── DATA SUPPLIED
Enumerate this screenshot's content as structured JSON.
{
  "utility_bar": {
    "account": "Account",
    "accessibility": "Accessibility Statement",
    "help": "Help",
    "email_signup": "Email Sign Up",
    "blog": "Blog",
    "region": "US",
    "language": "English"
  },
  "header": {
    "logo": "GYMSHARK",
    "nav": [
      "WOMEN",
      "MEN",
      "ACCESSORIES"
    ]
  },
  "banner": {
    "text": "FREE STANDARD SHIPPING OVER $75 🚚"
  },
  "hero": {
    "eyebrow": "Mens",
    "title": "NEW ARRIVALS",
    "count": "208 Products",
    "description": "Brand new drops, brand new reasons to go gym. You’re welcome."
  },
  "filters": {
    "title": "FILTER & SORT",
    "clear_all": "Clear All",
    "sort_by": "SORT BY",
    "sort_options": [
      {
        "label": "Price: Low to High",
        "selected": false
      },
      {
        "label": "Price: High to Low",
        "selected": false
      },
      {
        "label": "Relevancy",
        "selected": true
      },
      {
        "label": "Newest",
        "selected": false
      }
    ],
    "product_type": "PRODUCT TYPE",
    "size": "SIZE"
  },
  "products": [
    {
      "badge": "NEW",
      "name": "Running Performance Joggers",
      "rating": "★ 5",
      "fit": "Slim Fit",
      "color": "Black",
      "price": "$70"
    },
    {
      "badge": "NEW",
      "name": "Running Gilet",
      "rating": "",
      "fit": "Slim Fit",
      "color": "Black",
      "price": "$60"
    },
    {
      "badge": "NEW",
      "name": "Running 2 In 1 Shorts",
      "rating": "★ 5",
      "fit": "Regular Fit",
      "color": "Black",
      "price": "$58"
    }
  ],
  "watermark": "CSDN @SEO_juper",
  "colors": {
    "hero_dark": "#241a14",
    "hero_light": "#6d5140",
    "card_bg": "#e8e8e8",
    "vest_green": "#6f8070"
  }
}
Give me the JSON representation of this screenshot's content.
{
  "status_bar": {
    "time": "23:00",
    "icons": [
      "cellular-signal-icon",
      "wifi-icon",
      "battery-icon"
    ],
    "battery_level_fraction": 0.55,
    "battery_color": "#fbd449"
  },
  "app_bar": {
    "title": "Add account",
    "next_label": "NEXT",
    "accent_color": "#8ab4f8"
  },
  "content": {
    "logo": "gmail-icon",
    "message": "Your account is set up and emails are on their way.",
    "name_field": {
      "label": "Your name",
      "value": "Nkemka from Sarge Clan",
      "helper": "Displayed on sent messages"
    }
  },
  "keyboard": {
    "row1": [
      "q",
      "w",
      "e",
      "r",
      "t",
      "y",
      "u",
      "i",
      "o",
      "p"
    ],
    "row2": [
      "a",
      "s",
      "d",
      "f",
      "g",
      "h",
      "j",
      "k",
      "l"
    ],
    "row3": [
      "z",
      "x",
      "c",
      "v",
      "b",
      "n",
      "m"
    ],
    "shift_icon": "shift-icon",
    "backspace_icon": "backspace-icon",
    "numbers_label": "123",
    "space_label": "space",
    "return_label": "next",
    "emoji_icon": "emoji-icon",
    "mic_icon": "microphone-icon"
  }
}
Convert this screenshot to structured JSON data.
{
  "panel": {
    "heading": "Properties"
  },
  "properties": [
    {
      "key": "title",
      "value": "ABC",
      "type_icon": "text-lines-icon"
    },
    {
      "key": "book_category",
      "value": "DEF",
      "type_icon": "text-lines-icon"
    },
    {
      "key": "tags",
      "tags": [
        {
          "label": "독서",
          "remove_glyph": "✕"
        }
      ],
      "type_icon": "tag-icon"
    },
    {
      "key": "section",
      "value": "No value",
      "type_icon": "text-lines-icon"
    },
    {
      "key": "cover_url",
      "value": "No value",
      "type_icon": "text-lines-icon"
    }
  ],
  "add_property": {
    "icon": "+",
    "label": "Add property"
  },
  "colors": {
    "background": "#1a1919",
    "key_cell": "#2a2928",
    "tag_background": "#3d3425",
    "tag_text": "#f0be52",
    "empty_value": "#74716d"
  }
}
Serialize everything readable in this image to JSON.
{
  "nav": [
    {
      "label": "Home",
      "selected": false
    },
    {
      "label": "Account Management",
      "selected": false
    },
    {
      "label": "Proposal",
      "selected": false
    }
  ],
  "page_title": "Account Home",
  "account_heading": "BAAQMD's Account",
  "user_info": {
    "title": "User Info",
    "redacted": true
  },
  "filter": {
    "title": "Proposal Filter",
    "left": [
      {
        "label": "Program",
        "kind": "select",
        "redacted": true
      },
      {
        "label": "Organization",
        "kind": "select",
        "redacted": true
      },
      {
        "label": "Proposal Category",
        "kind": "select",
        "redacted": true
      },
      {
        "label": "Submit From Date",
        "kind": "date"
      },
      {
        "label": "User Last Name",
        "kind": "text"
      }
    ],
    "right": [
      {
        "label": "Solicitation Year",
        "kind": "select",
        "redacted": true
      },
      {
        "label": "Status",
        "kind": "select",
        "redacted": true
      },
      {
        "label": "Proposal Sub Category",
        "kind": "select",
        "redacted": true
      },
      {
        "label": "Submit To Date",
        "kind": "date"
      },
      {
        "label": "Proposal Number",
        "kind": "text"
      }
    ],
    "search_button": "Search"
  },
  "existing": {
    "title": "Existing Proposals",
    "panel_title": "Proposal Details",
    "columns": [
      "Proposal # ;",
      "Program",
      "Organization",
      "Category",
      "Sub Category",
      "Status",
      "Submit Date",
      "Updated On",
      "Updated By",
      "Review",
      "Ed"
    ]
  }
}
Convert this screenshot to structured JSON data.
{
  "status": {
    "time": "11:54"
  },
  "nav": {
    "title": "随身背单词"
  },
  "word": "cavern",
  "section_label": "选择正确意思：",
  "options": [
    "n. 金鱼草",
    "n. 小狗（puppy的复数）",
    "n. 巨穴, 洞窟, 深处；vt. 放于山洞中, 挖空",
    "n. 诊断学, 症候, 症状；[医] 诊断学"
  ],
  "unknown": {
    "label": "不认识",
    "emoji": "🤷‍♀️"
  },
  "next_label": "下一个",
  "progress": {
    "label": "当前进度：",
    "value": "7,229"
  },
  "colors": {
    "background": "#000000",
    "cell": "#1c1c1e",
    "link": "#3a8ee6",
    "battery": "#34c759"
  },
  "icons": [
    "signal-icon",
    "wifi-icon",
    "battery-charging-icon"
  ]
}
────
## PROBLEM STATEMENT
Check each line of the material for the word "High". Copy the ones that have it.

## RESPONSE AREA
        "label": "Price: Low to High",
        "label": "Price: High to Low",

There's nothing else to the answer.